Component data from apps and pages:
|---|
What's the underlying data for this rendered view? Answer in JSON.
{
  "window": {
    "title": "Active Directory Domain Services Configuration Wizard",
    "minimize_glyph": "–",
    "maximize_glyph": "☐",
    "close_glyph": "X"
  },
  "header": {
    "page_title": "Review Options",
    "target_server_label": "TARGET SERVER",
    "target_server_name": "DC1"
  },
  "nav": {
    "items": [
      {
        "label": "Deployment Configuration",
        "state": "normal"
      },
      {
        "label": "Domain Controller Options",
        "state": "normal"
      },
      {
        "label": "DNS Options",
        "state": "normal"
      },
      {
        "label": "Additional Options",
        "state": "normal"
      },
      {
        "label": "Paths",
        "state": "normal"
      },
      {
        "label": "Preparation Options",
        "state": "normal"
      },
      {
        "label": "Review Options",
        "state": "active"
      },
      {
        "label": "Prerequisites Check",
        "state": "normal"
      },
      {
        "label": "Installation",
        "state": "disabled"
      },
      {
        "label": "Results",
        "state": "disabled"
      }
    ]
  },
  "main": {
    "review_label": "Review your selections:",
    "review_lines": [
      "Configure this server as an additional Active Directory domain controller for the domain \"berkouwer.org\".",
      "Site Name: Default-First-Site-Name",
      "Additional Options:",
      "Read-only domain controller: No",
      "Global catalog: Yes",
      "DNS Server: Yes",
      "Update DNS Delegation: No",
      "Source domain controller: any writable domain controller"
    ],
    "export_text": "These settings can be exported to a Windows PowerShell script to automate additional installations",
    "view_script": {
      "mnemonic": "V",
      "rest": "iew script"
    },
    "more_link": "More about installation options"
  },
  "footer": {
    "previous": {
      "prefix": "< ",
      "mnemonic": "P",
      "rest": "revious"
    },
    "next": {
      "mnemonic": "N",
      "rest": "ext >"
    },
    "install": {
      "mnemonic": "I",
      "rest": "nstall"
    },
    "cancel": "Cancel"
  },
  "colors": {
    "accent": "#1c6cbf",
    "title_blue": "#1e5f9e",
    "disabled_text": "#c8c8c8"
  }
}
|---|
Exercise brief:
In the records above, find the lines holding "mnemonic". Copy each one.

Completed task:
      "mnemonic": "V",
      "mnemonic": "P",
      "mnemonic": "N",
      "mnemonic": "I",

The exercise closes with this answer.